▶ **Problem to solve**:
Look for the string "JSON" in the listing below, then copy every line that has it.

********************

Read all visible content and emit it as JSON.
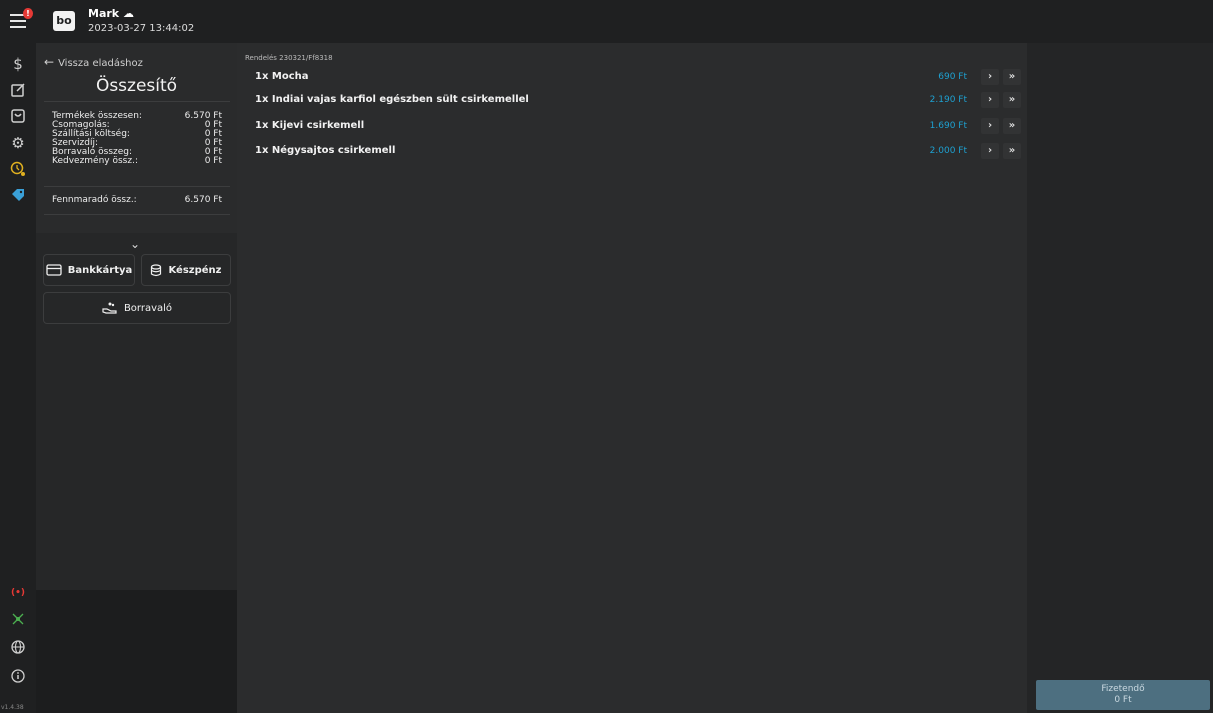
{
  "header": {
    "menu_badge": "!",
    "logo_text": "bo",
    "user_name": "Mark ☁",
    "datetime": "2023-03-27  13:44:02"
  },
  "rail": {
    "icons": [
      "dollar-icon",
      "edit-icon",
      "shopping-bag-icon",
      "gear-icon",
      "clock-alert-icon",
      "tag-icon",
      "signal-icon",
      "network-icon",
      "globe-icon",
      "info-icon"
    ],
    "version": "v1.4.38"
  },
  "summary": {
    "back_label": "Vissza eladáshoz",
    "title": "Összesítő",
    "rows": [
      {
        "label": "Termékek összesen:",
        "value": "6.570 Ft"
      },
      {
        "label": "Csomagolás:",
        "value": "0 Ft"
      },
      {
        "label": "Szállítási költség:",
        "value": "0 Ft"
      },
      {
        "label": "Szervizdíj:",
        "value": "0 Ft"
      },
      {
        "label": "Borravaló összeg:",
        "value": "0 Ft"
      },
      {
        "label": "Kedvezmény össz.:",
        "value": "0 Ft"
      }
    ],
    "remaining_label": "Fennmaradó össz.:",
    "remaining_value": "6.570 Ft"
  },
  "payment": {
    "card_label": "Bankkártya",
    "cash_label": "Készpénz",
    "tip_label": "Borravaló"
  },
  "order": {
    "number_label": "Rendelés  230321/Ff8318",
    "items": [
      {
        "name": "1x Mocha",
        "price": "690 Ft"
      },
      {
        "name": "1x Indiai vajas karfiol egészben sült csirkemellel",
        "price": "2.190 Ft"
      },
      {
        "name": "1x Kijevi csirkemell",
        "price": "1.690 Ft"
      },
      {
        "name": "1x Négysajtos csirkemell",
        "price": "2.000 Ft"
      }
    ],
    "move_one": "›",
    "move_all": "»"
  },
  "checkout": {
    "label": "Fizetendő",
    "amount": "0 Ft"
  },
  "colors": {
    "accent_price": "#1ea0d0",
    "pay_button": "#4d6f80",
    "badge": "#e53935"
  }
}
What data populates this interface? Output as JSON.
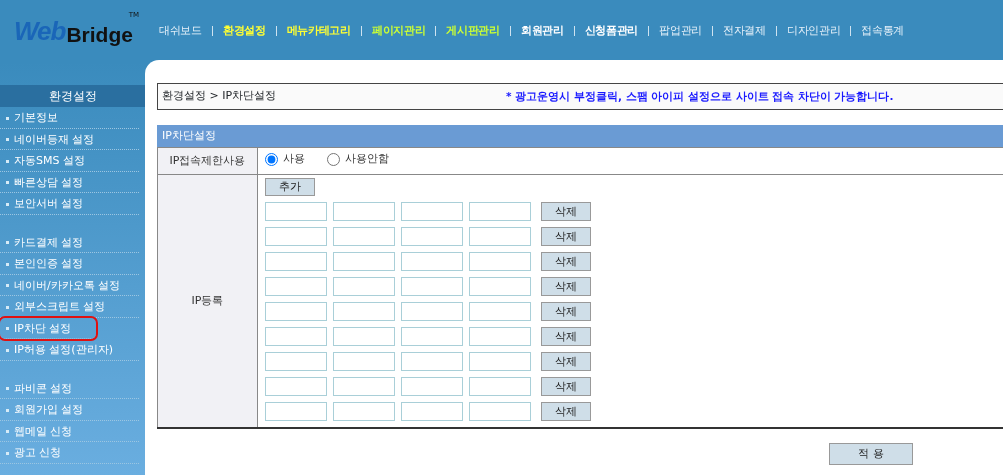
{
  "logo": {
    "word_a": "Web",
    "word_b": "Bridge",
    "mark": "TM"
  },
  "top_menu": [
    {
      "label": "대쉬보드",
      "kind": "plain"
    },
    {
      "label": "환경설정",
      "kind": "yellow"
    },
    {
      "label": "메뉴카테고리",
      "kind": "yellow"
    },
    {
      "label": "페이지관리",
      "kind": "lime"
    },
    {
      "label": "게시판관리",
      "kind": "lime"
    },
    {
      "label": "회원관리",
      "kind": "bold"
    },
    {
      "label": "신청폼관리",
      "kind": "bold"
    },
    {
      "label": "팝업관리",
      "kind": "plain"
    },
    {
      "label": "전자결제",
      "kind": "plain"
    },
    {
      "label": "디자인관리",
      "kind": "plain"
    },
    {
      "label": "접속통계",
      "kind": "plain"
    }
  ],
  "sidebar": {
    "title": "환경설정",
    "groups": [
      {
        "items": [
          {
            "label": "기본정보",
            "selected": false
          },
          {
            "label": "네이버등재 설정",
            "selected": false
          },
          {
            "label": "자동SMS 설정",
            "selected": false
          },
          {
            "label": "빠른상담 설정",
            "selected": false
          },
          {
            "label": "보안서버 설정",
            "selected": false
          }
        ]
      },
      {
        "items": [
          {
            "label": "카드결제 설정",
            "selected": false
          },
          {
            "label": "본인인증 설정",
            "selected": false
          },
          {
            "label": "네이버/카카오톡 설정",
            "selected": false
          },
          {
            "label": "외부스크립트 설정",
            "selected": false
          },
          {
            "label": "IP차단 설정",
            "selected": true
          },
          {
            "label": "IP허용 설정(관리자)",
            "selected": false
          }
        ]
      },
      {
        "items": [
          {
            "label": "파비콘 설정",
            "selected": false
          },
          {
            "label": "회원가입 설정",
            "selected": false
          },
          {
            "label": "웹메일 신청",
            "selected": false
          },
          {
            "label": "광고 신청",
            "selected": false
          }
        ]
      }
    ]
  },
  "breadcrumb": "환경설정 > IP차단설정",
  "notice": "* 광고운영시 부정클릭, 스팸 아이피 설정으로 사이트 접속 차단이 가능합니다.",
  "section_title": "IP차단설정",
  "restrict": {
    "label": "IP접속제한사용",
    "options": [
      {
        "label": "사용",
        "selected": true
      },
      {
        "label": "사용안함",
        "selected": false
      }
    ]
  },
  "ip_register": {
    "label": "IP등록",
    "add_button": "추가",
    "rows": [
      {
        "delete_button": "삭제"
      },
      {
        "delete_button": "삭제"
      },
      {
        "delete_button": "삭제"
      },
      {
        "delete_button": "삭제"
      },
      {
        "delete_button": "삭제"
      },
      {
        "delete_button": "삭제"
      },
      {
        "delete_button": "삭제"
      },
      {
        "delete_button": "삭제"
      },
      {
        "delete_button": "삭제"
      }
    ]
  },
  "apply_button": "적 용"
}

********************

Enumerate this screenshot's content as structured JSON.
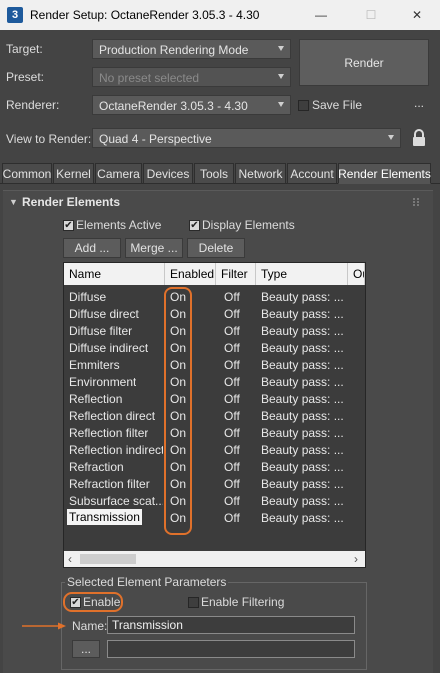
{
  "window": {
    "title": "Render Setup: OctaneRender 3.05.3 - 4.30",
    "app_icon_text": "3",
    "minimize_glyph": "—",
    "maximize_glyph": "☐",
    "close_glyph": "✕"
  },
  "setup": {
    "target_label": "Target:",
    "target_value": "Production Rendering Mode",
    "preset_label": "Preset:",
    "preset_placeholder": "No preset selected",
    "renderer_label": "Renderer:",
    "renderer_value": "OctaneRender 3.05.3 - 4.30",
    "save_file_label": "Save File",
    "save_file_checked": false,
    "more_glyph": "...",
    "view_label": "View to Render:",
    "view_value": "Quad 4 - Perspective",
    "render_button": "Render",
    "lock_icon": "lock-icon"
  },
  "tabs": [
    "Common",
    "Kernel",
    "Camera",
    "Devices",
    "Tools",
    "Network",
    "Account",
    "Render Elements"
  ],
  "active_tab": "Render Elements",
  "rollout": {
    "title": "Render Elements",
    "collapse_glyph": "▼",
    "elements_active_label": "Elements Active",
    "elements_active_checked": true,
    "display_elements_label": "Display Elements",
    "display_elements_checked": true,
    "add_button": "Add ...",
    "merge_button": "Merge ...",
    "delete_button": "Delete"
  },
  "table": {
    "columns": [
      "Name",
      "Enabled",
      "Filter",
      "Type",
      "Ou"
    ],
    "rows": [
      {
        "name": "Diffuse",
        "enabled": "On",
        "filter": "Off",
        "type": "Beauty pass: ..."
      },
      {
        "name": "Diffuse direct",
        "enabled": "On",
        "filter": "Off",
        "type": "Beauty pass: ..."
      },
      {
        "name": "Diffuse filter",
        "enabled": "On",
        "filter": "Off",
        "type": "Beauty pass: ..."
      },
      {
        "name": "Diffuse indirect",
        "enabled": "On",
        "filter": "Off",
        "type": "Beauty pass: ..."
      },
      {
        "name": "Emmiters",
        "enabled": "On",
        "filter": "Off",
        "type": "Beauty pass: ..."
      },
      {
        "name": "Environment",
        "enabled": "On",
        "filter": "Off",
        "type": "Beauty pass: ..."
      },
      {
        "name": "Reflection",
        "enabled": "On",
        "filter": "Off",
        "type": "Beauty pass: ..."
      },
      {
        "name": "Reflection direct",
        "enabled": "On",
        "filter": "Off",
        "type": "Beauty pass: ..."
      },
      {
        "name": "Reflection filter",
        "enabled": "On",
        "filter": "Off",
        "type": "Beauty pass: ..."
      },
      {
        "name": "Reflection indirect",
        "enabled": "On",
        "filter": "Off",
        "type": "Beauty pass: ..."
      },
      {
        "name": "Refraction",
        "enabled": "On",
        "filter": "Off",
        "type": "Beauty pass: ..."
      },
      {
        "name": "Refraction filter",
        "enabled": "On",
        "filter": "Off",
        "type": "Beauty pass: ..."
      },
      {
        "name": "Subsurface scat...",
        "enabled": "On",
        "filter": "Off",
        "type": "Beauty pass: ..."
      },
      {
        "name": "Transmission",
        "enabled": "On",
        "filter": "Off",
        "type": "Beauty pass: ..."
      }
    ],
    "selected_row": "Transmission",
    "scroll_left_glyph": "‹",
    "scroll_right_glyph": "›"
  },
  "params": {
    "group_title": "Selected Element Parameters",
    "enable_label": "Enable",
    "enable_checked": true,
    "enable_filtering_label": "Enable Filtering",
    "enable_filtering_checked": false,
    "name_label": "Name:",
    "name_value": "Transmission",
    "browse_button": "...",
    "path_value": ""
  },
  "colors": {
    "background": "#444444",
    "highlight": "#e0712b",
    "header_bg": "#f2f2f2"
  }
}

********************

▶ **Task result**:
Read all visible content and emit it as JSON.
What data populates this interface? Output as JSON.
Enumerate this screenshot's content as structured JSON.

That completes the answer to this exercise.